As a few friends and I met for coffee one weekend, our conversation gravitated toward the value and contribution of the professional discipline that each of us represented: physical therapy, occupational therapy, speech therapy, nursing, respiratory therapy and radiology. During our spirited discussion, we realized the invisible thread that connects us is the field of radiology. Our individual disciplines often have a close collaborative relationship with one other discipline, such as the collaboration between PT and OT, or respiratory therapy and nursing. However, the practice that connects the disciplines, although it may not be as obvious, is radiology for both diagnostic or treatment purposes. Thus, our conversation shifted toward learning more about the field of radiology.
Jenny, the radiologic technologist in our group, was more than happy to give us a crash course.
The wonders of technology
Jenny said before X-ray machines were invented, tumors, broken bones and the location of foreign objects, such as bullets, inside the body were diagnosed by physical examination and by “guesstimation”. Fortunately, German physicist Wilhelm Röntgen observed in 1895 a type of radiation given off as he worked with cathode radiation. He experimented with the unfamiliar radiation, which he called an X-ray because it was an unknown quantity, and created the first X-ray image of a body part – the bones in his wife’s hand.
In those early years, pioneers working with X-rays died from too much exposure to the radiation before they knew it could be harmful. However, by the early 1900s the damaging qualities of X-rays were known and harnessed to fight cancers and skin diseases. Thus, X-rays began to serve two purposes: to assist in diagnoses and as a treatment modality.
Jenny said what she likes about being a radiologic technologist are the everyday challenges she encounters and her “unscripted” patient interactions. As for many of us in healthcare, there is never a dull moment for Jenny. She said she often adopts the role of counselor to her patients. When patients express fear about the possible outcome of their radiologic examination, or when they explain how they received an injury, Jenny has to be a compassionate and good listener.
It’s not all in the books
Jenny also shared the “real world” doesn’t always mesh with what she learned in the classroom. She said critical thinking is a must in her profession, as there are very few patients who are like those described in textbooks. She finds herself constantly adapting to different patients and environments. But her strong understanding of the fundamental, technical factors that go into producing a radiologic image, makes her well-prepared to adapt to the variety in patients and environments.
Jenny has to be on her A-game every day, always focused on what she is doing. The field, according to her, is more than just positioning and taking an image to help a physician diagnose a patient. At its core is administration of radiation, which can damage cells and cause mutations.

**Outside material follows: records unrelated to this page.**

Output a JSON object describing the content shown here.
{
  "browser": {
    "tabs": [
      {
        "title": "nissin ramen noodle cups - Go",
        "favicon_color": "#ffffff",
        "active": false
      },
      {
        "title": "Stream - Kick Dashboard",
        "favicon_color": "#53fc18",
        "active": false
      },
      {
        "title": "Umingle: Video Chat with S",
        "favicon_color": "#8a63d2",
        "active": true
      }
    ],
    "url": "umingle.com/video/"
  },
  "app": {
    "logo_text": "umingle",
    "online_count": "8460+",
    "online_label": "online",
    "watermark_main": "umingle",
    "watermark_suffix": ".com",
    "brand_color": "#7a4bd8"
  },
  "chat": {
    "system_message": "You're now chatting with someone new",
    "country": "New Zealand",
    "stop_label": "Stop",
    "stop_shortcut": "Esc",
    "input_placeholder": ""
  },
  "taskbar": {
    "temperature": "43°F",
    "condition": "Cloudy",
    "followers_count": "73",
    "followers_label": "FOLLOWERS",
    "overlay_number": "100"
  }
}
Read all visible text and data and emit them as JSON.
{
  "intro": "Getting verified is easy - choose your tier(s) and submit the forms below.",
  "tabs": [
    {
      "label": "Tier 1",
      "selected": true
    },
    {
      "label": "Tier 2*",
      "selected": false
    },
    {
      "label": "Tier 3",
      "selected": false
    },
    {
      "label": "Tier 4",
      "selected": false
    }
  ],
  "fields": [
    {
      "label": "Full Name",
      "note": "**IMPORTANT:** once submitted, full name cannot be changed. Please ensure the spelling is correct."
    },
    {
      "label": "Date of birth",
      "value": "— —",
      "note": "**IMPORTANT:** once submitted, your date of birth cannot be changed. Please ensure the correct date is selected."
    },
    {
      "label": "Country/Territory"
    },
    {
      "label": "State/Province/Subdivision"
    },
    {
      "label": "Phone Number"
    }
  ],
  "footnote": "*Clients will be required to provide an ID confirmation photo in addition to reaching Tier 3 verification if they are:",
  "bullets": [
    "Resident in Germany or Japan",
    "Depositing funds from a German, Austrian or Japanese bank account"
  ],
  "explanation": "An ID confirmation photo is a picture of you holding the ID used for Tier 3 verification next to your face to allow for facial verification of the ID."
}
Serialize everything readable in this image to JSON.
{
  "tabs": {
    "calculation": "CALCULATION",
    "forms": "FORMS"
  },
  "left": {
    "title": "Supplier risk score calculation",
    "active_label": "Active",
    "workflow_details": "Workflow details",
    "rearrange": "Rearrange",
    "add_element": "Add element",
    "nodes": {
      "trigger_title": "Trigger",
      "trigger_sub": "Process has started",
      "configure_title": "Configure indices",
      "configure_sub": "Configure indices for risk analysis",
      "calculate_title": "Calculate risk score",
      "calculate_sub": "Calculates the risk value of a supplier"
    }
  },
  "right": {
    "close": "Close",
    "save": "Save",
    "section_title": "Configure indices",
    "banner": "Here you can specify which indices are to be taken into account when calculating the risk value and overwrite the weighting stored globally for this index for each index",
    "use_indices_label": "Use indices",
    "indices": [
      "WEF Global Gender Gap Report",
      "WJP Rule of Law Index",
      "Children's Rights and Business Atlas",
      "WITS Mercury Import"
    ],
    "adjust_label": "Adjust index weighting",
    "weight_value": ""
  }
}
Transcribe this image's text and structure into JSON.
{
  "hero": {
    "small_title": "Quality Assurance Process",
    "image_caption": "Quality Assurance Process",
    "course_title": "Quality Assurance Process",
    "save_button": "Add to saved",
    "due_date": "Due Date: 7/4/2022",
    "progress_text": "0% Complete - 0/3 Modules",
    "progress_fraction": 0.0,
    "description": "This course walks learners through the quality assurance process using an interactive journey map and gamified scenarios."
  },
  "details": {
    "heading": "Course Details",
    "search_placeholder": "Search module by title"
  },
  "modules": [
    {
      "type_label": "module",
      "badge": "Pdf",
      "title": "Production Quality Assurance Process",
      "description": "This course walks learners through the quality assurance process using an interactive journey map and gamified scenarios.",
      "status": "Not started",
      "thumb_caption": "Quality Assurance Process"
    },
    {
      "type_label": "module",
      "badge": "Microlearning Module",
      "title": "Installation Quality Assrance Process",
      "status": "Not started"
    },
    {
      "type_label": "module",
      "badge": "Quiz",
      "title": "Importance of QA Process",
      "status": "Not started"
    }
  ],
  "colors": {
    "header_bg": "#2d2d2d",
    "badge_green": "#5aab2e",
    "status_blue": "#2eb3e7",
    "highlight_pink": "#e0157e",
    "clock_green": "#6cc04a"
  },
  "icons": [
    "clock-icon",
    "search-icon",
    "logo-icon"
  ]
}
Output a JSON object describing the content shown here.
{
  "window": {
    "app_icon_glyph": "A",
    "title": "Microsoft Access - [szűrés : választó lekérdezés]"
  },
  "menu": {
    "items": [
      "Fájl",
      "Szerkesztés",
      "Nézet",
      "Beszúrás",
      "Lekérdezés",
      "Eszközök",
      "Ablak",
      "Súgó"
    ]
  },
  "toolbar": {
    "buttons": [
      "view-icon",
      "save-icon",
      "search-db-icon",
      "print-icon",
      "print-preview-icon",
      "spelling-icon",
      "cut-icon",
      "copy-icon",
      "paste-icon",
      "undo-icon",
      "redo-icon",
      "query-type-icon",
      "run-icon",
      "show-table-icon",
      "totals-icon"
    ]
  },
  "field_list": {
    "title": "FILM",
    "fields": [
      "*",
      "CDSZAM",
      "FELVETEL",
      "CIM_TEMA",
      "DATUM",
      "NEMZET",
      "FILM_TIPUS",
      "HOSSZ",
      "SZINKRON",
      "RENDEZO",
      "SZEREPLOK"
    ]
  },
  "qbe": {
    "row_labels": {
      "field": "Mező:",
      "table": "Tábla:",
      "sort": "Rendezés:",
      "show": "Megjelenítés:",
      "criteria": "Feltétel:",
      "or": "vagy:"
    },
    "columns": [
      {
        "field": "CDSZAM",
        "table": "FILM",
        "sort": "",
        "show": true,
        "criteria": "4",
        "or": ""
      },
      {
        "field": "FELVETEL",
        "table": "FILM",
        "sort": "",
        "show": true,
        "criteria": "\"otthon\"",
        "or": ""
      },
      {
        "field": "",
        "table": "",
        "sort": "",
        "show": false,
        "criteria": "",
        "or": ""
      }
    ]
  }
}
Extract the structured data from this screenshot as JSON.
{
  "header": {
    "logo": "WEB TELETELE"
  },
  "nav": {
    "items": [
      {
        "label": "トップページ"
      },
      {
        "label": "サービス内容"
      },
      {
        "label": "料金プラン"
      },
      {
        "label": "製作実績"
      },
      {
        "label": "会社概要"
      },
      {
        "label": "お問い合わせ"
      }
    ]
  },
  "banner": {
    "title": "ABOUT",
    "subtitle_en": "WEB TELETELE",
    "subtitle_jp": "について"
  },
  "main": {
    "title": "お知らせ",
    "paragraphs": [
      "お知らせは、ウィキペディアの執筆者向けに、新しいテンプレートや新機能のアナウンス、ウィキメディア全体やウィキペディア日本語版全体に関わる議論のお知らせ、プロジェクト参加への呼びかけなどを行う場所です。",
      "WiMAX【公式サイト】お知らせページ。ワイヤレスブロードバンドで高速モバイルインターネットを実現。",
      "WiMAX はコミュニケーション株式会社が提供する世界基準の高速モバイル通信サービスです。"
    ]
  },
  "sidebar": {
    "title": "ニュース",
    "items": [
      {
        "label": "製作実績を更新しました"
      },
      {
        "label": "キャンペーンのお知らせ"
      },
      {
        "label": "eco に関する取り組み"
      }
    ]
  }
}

When we asked her why she chose to pursue radiologic technology instead of another health profession, Jenny said it was the excitement of being able to see literally see through patients. For Jenny, it is like being Superman with X-ray vision. Jenny’s work helps the rest of the healthcare team — including all the professionals enjoying coffee together that weekend — to deliver the most appropriate and best evidence-based treatment to their patients.